Hidradenitis suppurativa: Clinical pearls from your peers
Preparing for challenges.
Dermatologists shared real-life examples, lessons learned, and management strategies for hidradenitis suppurativa (HS) during Friday’s session, “P011 – Hidradenitis Suppurativa: Case-Based Clinical Pearls.”
Jennifer Hsiao, MD, FAAD, associate clinical professor of dermatology at the Keck School of Medicine at the University of Southern California in Los Angeles, led the session about this common, chronic, inflammatory condition, including HS and pregnancy. Women who have HS and are pregnant or trying to become pregnant require careful monitoring and possibly even treatment escalation, Dr. Hsiao said.
“Based on findings in literature, about a quarter of pregnant patients with HS may experience improvement in their HS symptoms during pregnancy,” she said. “However, for the rest, HS symptoms may be unchanged or even worsen during pregnancy. It is important to be able to have a discussion regarding benefits and risks of HS treatments during pregnancy with these patients.”
Dr. Hsiao was joined by a panel of speakers, including Maria Aleshin, MD, FAAD; Natalie Fragoso, MD, FAAD; Noah Goldfarb, MD, FAAD; Steven Daniel Daveluy, MD, FAAD; Joslyn S. Kirby, MD, FAAD, and Lauren Orenstein, MD, FAAD. These HS experts examined how to approach and manage this challenging disease, each presenting on a particular aspect and answering questions on real-life cases.
HS and more
Over the last decade, dermatologists have learned more about how to help patients who suffer from HS. One area of advancement is recognizing that these patients are at an increased risk of comorbidities that can have an impact on treatment selection and outcomes.
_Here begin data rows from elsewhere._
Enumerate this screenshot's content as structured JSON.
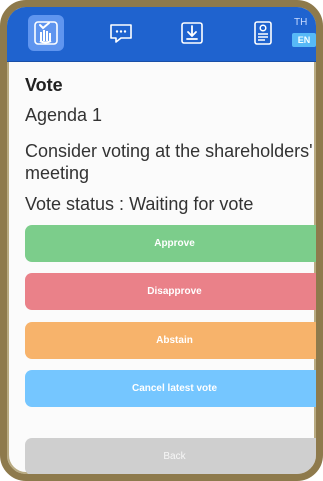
{
  "toolbar": {
    "language": {
      "th": "TH",
      "en": "EN"
    }
  },
  "vote": {
    "title": "Vote",
    "agenda": "Agenda 1",
    "description": "Consider voting at the shareholders' meeting",
    "status": "Vote status : Waiting for vote"
  },
  "actions": {
    "approve": "Approve",
    "disapprove": "Disapprove",
    "abstain": "Abstain",
    "cancel": "Cancel latest vote",
    "back": "Back"
  }
}
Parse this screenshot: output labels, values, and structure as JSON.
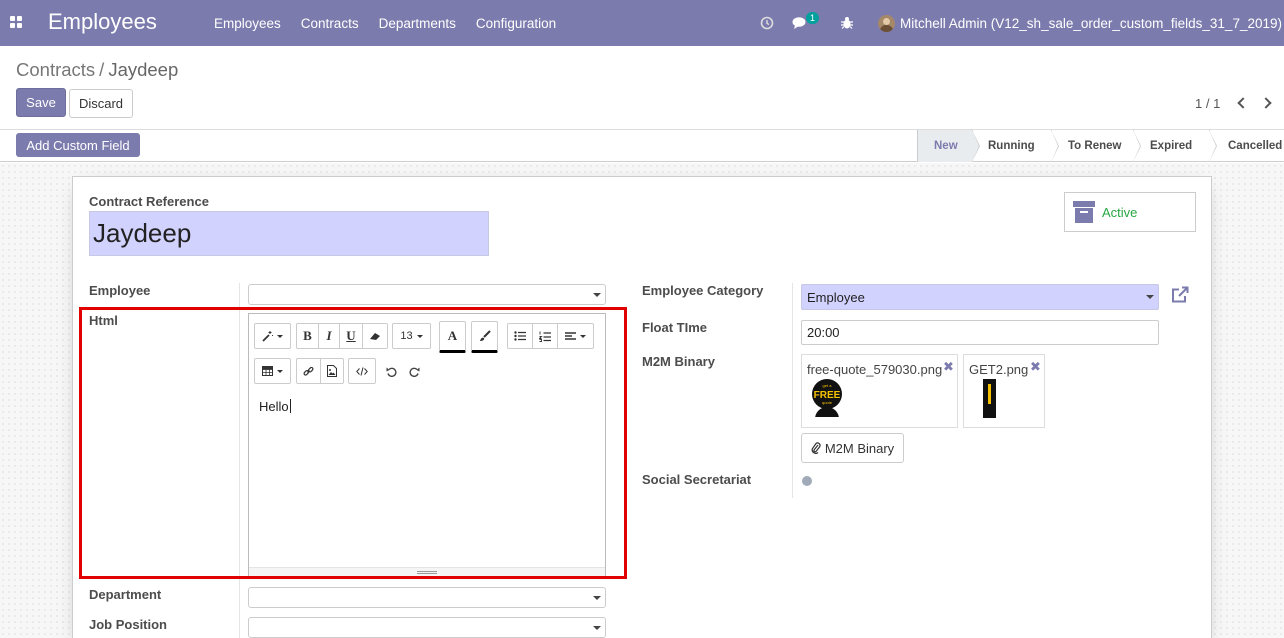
{
  "navbar": {
    "app_title": "Employees",
    "menu": [
      "Employees",
      "Contracts",
      "Departments",
      "Configuration"
    ],
    "messages_badge": "1",
    "user_name": "Mitchell Admin (V12_sh_sale_order_custom_fields_31_7_2019)",
    "icons": [
      "apps-icon",
      "clock-icon",
      "chat-icon",
      "bug-icon",
      "avatar"
    ]
  },
  "breadcrumb": {
    "parent": "Contracts",
    "separator": "/",
    "current": "Jaydeep"
  },
  "buttons": {
    "save": "Save",
    "discard": "Discard",
    "add_custom_field": "Add Custom Field",
    "m2m_binary": "M2M Binary"
  },
  "pager": {
    "value": "1 / 1"
  },
  "statusbar": {
    "stages": [
      "New",
      "Running",
      "To Renew",
      "Expired",
      "Cancelled"
    ],
    "active": "New"
  },
  "form": {
    "contract_reference_label": "Contract Reference",
    "contract_reference_value": "Jaydeep",
    "active_button": "Active",
    "employee_label": "Employee",
    "employee_value": "",
    "html_label": "Html",
    "html_value": "Hello",
    "font_size": "13",
    "department_label": "Department",
    "department_value": "",
    "job_position_label": "Job Position",
    "job_position_value": "",
    "employee_category_label": "Employee Category",
    "employee_category_value": "Employee",
    "float_time_label": "Float TIme",
    "float_time_value": "20:00",
    "m2m_binary_label": "M2M Binary",
    "attachments": [
      {
        "name": "free-quote_579030.png"
      },
      {
        "name": "GET2.png"
      }
    ],
    "social_secretariat_label": "Social Secretariat"
  },
  "colors": {
    "brand": "#7c7bad",
    "required_field_bg": "#d2d2ff",
    "active_text": "#28a745",
    "highlight_box": "#e10000"
  }
}
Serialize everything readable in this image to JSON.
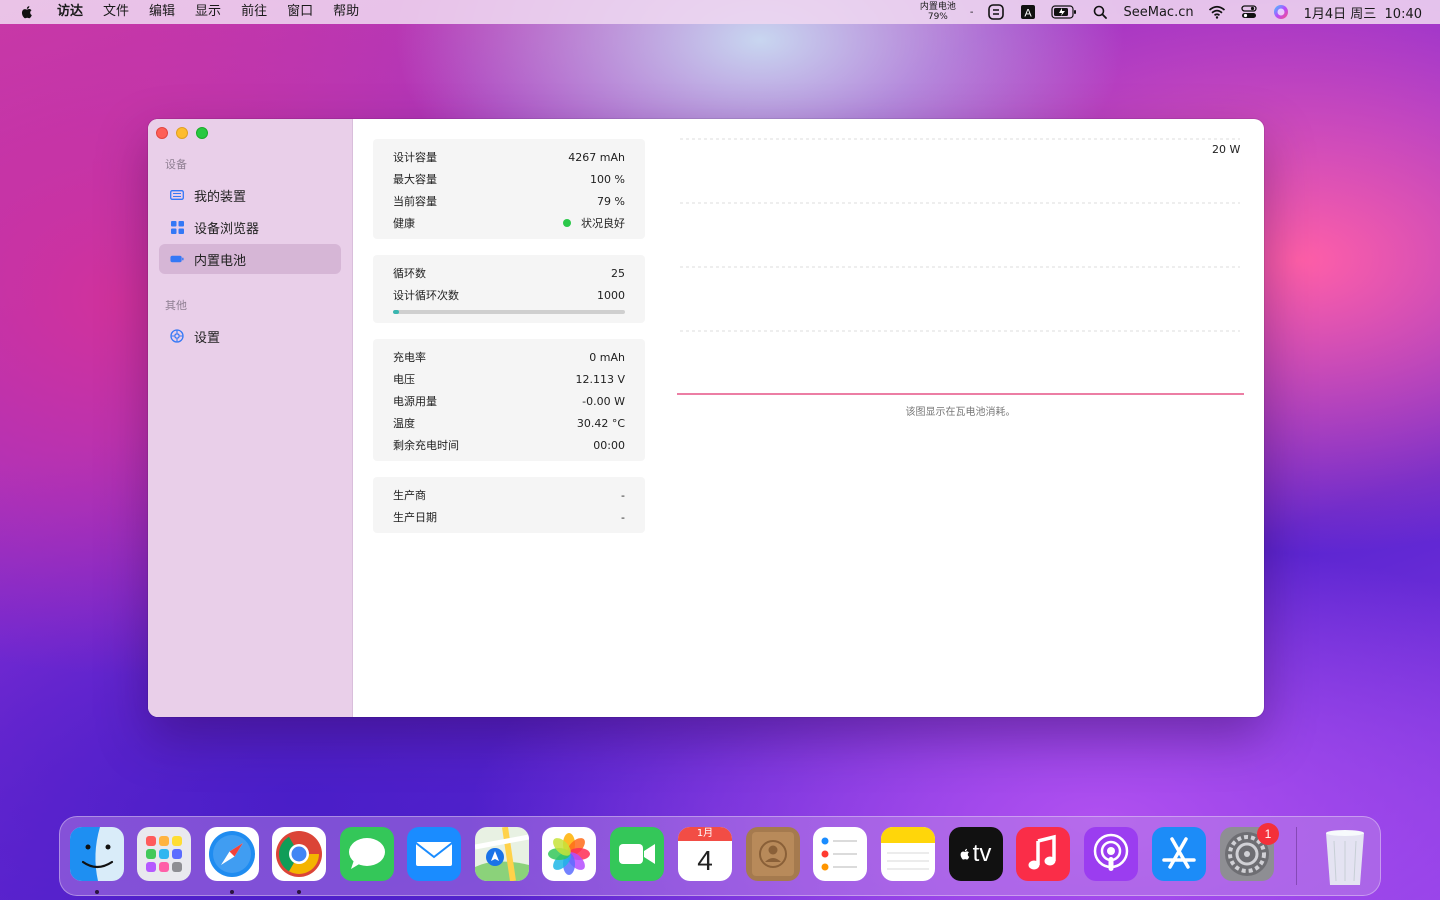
{
  "menubar": {
    "app_name": "访达",
    "items": [
      "文件",
      "编辑",
      "显示",
      "前往",
      "窗口",
      "帮助"
    ],
    "battery_mini_label": "内置电池",
    "battery_mini_value": "79%",
    "battery_mini_extra": "-",
    "site_text": "SeeMac.cn",
    "clock": "1月4日 周三  10:40"
  },
  "sidebar": {
    "section_devices": "设备",
    "items": [
      {
        "label": "我的装置",
        "icon": "keyboard-icon"
      },
      {
        "label": "设备浏览器",
        "icon": "grid-icon"
      },
      {
        "label": "内置电池",
        "icon": "battery-icon"
      }
    ],
    "section_other": "其他",
    "settings_label": "设置"
  },
  "cards": {
    "capacity": [
      {
        "label": "设计容量",
        "value": "4267 mAh"
      },
      {
        "label": "最大容量",
        "value": "100 %"
      },
      {
        "label": "当前容量",
        "value": "79 %"
      },
      {
        "label": "健康",
        "value": "状况良好"
      }
    ],
    "cycles": [
      {
        "label": "循环数",
        "value": "25"
      },
      {
        "label": "设计循环次数",
        "value": "1000"
      }
    ],
    "cycle_progress": 0.025,
    "power": [
      {
        "label": "充电率",
        "value": "0 mAh"
      },
      {
        "label": "电压",
        "value": "12.113 V"
      },
      {
        "label": "电源用量",
        "value": "-0.00 W"
      },
      {
        "label": "温度",
        "value": "30.42 °C"
      },
      {
        "label": "剩余充电时间",
        "value": "00:00"
      }
    ],
    "maker": [
      {
        "label": "生产商",
        "value": "-"
      },
      {
        "label": "生产日期",
        "value": "-"
      }
    ]
  },
  "chart": {
    "max_label": "20 W",
    "caption": "该图显示在瓦电池消耗。",
    "line_color": "#e0306e"
  },
  "dock": {
    "calendar_month": "1月",
    "calendar_day": "4",
    "tv_text": "tv",
    "settings_badge": "1"
  }
}
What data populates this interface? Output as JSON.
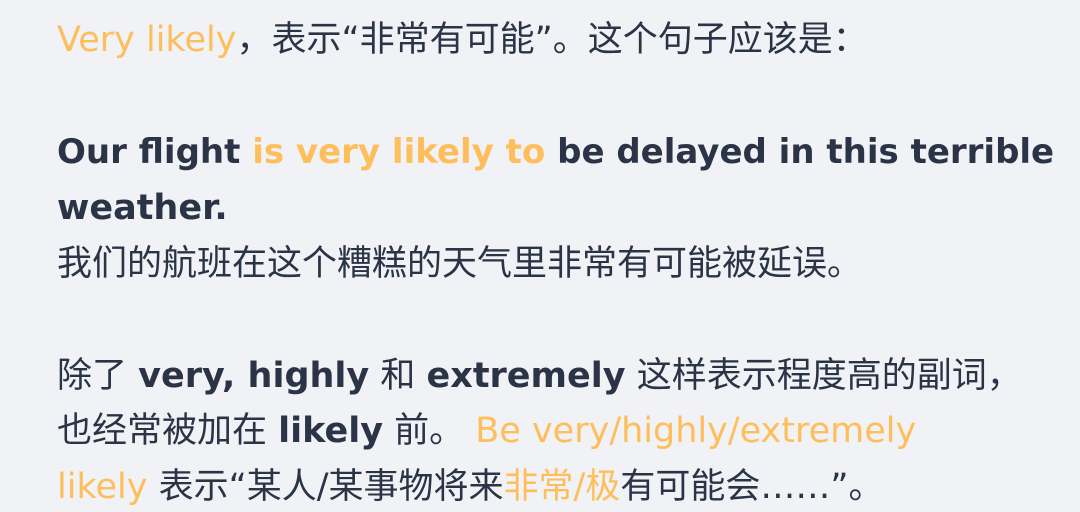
{
  "line1": {
    "highlight": "Very likely",
    "rest": "，表示“非常有可能”。这个句子应该是："
  },
  "example": {
    "part1": "Our flight ",
    "highlight": "is very likely to",
    "part2": " be delayed in this terrible",
    "part3": "weather.",
    "translation": "我们的航班在这个糟糕的天气里非常有可能被延误。"
  },
  "note": {
    "p1": "除了 ",
    "w1": "very, highly",
    "p2": " 和 ",
    "w2": "extremely",
    "p3": " 这样表示程度高的副词，",
    "p4": "也经常被加在 ",
    "w3": "likely",
    "p5": " 前。 ",
    "hl1": "Be very/highly/extremely",
    "hl2": "likely",
    "p6": " 表示“某人/某事物将来",
    "hl3": "非常/极",
    "p7": "有可能会……”。"
  },
  "colors": {
    "text": "#2b3447",
    "highlight": "#ffbe5c",
    "background": "#f0f2f5"
  }
}
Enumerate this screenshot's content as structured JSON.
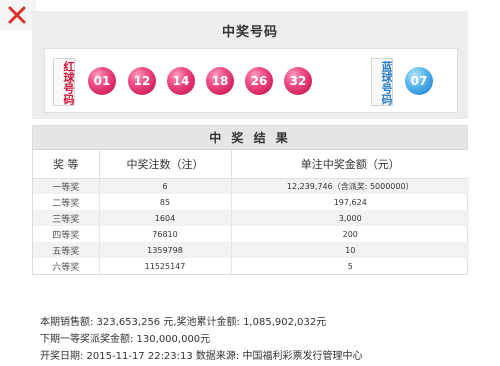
{
  "header": {
    "title": "中奖号码",
    "red_label": "红球号码",
    "blue_label": "蓝球号码"
  },
  "balls": {
    "red": [
      "01",
      "12",
      "14",
      "18",
      "26",
      "32"
    ],
    "blue": [
      "07"
    ]
  },
  "prize_table": {
    "title": "中 奖 结 果",
    "columns": [
      "奖  等",
      "中奖注数（注）",
      "单注中奖金额（元）"
    ],
    "rows": [
      {
        "level": "一等奖",
        "count": "6",
        "amount": "12,239,746（含派奖: 5000000）"
      },
      {
        "level": "二等奖",
        "count": "85",
        "amount": "197,624"
      },
      {
        "level": "三等奖",
        "count": "1604",
        "amount": "3,000"
      },
      {
        "level": "四等奖",
        "count": "76810",
        "amount": "200"
      },
      {
        "level": "五等奖",
        "count": "1359798",
        "amount": "10"
      },
      {
        "level": "六等奖",
        "count": "11525147",
        "amount": "5"
      }
    ]
  },
  "info": {
    "line1": "本期销售额: 323,653,256 元,奖池累计金额: 1,085,902,032元",
    "line2": "下期一等奖派奖金额: 130,000,000元",
    "line3": "开奖日期: 2015-11-17 22:23:13 数据来源: 中国福利彩票发行管理中心"
  },
  "colors": {
    "red_accent": "#d0143c",
    "blue_accent": "#2a7ec9",
    "corner_mark": "#d9302b"
  },
  "icons": {
    "corner": "x-mark-icon"
  }
}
Many of these conditions are also inflammatory, such as inflammatory bowel disease, arthritis, or pyoderma gangrenosum. Dr. Goldfarb, assistant professor of dermatology at the University of Minnesota, shared tips on management of patients with multiple inflammatory conditions, including HS.
Covering all the bases
With HS being a prolonged, recurring, and often recalcitrant disease, creating a treatment plan and monitoring pain symptoms can be a complex process. For patients with moderate-to-severe disease, Dr. Hsiao recommended presenting patients with long-term therapeutic options, such as biologics, other immunomodulators, and/or surgical procedures as appropriate. Combining these with additional medical therapies, such as systemic antibiotics, hormonal treatments, metabolic therapies, or oral retinoids can also be helpful in managing difficult cases.
Dr. Kirby, associate professor of dermatology and vice chair for education at Pennsylvania State University in University Park, presented ways to approach patients with recalcitrant disease and offered different strategies when physicians are confronted with treatment failures. Another important cornerstone of HS management is procedural therapy, and Dr. Aleshin, clinical professor of dermatology at Stanford University School of Medicine, delved into procedures that dermatologists can perform in their office for HS.
“Targeting the inflammation in HS, such as with systemic antibiotic and biologic therapy, can be helpful, but patients may still experience pain despite HS-directed therapies,” said Dr. Hsiao.
Dr. Orenstein, an assistant professor of dermatology at Emory University in Atlanta, discussed her approach to HS pain management. Gabapentin, SSRIs, and other agents may help give relief for patients with chronic pain. Referring patients to a pain specialist is another option to consider. It is important to try to understand each patient’s individual needs and customize therapy to help them.
Hope on the horizon
Although important developments have been made in recent years, the speakers insisted there is still work to be done on how to improve patient outcomes. Dr. Fragoso, a Lebanon, New Hampshire dermatologist, shared examples of several therapies that are currently being investigated, such as JAK inhibitors, IL-1 inhibitors, and IL-36 inhibitors. In addition, secukinumab (IL-17A inhibitor) and bimekizumab (IL-17A and F inhibitor) both had successful phase 3 trials.
“It is a very exciting time for HS with new treatments on the horizon,” Dr. Hsiao said. “Hopefully, this will translate into more therapeutic options that are safe, efficacious, durable, and accessible for our patients who have this oftentimes debilitating condition.”